Irrespective of the public availability of the data underlying a study, authors are obliged to provide all original data that have led to the results represented in the submitted work, if this is deemed necessary and requested by the editor or the journal staff for the assessment of the work.
For reporting enzymology data, we recommend using STRENDA DB – the output “Fact Sheet” should be provided as supporting information. For reporting glycomics data, we recommend using MIRAGE guidelines.
When depositing data or software/code associated with the submitted work in publicly accessible databases or repositories, the authors should provide an acknowledgement to the relevant dataset within the submitted manuscript and add a citation to the list of references (please see the section 2.4 of Instructions for Authors). Accordingly, the cited dataset/software must be made publicly available no later than upon publication of the article.
If a funder requires the funding information to be reported, then the authors must provide this information using the funding data lookup tool provided during the revision step. In addition, this information should be included in the Funding section within the main manuscript. The Beilstein Journal of Organic Chemistry delivers the provided funding information to Crossref and PubMed Central as part of the published article metadata, thus fulfilling funder reporting requirements.
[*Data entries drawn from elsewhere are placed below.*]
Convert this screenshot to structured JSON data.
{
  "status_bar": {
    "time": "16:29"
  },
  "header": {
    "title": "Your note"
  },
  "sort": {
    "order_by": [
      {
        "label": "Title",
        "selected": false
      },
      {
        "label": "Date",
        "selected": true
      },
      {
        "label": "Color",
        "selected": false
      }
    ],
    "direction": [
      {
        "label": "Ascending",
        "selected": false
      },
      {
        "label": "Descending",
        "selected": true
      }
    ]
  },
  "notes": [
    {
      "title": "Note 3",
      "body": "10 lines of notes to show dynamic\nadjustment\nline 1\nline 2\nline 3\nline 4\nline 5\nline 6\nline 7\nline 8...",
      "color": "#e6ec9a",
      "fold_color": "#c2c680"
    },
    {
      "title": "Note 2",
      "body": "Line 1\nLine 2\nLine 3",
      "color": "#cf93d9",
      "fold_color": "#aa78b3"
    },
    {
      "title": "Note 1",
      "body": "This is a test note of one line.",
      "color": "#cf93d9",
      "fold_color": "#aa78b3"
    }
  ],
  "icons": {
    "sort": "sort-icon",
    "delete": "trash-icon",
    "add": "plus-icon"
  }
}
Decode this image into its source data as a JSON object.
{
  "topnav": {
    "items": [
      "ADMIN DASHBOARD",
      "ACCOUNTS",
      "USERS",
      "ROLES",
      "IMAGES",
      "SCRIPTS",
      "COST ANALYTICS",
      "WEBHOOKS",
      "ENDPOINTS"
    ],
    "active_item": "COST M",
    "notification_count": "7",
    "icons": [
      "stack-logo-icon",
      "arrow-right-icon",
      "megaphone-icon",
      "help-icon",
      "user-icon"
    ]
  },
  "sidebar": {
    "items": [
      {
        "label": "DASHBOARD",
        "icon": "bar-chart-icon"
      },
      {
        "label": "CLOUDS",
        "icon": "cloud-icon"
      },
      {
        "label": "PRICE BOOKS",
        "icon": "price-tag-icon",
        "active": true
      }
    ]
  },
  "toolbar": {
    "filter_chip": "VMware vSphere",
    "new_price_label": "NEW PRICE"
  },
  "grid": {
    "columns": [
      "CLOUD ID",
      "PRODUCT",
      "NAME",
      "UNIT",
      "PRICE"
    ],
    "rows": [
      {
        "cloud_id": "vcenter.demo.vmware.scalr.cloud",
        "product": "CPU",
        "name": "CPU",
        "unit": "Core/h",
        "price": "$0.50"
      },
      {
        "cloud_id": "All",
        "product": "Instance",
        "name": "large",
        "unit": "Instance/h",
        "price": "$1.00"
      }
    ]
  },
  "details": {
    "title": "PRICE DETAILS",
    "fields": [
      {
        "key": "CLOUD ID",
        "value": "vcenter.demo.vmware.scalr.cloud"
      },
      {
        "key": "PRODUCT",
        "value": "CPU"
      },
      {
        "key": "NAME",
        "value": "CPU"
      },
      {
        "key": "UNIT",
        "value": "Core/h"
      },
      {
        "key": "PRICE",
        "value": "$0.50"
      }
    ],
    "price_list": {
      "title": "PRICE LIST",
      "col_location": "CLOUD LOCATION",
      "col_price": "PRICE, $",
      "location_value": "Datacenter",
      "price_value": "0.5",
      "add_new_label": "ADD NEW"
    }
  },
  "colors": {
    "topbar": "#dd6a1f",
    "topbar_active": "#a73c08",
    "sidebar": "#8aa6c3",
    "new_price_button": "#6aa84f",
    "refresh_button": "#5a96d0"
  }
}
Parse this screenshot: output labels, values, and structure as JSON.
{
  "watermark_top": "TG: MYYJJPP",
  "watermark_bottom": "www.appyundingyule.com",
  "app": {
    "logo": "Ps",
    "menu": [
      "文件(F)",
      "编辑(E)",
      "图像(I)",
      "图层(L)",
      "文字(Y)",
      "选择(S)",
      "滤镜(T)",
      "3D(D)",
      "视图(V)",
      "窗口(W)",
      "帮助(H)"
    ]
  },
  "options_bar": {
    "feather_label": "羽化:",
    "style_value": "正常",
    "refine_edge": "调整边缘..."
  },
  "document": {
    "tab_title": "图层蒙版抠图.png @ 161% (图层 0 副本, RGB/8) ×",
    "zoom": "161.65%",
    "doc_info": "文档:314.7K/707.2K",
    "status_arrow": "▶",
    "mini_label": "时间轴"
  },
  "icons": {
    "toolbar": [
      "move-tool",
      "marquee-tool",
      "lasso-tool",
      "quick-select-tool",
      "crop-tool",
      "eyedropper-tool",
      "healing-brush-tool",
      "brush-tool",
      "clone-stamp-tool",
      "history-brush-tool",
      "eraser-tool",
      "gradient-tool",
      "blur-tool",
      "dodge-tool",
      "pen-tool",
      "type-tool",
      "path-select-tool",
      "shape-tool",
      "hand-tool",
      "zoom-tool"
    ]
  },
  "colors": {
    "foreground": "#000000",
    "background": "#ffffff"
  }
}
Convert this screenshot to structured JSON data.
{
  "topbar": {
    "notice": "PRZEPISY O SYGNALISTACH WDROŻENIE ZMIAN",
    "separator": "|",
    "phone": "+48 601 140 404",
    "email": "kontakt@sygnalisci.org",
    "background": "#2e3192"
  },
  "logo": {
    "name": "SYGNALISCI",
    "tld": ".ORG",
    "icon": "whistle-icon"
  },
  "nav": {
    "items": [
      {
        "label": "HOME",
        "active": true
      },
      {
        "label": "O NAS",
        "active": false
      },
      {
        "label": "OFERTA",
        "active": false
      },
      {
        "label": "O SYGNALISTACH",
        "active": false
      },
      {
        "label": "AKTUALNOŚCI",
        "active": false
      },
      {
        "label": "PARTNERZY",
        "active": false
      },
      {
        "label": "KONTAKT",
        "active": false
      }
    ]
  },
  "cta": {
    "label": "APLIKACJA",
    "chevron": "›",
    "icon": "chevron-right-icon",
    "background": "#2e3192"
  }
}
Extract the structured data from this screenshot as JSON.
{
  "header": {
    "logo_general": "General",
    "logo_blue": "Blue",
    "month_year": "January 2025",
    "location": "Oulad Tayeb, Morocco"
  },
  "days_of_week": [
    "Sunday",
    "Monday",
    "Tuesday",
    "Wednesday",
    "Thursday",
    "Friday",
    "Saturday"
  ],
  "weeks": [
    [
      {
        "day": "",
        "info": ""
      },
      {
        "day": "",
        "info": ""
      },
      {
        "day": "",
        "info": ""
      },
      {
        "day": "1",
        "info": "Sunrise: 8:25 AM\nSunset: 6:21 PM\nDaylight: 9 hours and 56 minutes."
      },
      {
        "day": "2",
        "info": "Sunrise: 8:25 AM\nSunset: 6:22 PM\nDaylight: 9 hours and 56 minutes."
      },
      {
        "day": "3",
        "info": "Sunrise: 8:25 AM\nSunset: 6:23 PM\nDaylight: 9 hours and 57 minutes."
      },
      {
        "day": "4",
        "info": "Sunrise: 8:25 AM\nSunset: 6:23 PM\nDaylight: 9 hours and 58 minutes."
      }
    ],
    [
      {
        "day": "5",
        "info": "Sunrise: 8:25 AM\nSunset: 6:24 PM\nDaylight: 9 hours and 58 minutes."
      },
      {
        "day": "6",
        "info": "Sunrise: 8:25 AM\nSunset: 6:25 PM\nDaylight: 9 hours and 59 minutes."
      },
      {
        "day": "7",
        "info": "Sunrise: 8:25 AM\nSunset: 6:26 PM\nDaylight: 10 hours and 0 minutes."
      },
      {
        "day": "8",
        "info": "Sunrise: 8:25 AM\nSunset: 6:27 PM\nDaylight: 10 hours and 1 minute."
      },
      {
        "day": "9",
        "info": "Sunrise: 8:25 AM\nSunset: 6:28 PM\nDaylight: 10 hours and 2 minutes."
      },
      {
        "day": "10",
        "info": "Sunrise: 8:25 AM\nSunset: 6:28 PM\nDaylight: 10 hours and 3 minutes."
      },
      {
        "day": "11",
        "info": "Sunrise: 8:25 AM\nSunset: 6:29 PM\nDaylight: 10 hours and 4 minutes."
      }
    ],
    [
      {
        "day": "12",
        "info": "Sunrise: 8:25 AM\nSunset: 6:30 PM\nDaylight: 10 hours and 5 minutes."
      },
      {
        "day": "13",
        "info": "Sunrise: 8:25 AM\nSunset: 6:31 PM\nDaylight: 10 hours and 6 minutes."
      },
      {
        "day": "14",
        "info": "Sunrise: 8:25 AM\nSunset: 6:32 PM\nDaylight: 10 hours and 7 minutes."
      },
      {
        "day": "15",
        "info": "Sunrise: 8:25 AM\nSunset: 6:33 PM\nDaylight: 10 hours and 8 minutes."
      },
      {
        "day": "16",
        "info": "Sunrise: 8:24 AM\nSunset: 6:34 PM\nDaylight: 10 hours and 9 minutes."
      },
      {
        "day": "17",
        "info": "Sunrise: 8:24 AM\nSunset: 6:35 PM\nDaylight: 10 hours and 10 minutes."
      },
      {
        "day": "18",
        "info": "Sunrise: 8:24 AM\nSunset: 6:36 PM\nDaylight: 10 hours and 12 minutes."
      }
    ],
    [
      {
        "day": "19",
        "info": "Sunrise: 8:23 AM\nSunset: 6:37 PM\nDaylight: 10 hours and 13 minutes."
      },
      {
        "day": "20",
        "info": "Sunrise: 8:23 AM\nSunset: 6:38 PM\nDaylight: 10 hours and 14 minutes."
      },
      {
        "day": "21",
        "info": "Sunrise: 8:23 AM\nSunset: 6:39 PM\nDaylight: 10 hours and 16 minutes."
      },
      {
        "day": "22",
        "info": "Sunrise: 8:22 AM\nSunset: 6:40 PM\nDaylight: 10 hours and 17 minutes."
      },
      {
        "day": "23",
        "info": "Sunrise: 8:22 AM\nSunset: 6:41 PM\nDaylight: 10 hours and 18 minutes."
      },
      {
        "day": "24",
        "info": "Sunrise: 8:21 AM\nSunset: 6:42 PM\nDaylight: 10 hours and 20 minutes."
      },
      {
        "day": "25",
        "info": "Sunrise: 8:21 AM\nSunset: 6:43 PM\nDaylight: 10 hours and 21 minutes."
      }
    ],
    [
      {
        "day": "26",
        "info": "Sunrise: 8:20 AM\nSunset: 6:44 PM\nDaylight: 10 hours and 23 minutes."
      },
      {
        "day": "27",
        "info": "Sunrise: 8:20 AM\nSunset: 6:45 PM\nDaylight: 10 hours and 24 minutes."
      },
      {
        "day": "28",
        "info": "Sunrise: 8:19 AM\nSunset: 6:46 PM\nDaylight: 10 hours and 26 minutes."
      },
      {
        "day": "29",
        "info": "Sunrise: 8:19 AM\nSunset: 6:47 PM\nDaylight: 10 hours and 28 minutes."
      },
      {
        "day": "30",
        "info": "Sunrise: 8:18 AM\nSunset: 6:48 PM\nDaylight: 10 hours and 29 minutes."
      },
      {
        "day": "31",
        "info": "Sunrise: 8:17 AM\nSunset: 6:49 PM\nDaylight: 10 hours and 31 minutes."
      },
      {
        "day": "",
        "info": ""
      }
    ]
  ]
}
The authors retain copyright of their articles. All articles published in the Beilstein Journal of Organic Chemistry are published under a Creative Commons Attribution (CC BY) License, which permits unrestricted use, distribution, and reproduction in any medium, provided the original work is properly cited. More information can be found on our Copyright & License webpage.
When submitting an article to the Beilstein Journal of Organic Chemistry to be published open access, authors are not charged any publication fee. All publication costs for the journal are completely covered by the Beilstein-Institut. The Beilstein Journals do not limit the number of articles to be published or have a maximum acceptance rate threshold. Authors are required to submit manuscripts via the Beilstein Publishing System. The Beilstein Journal of Organic Chemistry does not accept manuscripts submitted by email.
A competing interest exists when an individual (or the individual's institution) has financial, personal, or professional relationships with other persons or institutions that could unduly bias their actions or judgements. Competing interests may arise of those relationships, irrespective of whether the judgement is actually affected or only potentially affected. In particular, all participants in the peer review process are responsible for recognizing and disclosing all relationships that could be viewed as presenting potential conflicts of interest.
Competing interests could interfere with a referee’s objective assessment of the manuscript under peer review or might impair the final decision of an editor regarding acceptance or rejection of a manuscript. Competing interests can include any of the following examples:
Financial Competing Interests
Personal or Professional Competing Interests
The selection of peer reviewers with obvious competing interest, such as those who work in the same institution as any of the authors, is to be avoided. Authors may provide editors with the names of persons they feel should not be asked to review the manuscript because of potential conflicts of interest. When possible, authors should explain such concerns to facilitate the editor's decision-making whether or not to honor such requests. Referees who anticipate that the necessary objectivity for reviewing the manuscript is seriously impaired should exclude themselves from the peer review of the paper. In any case, editors must consider the referees' statements when weighing their recommendations.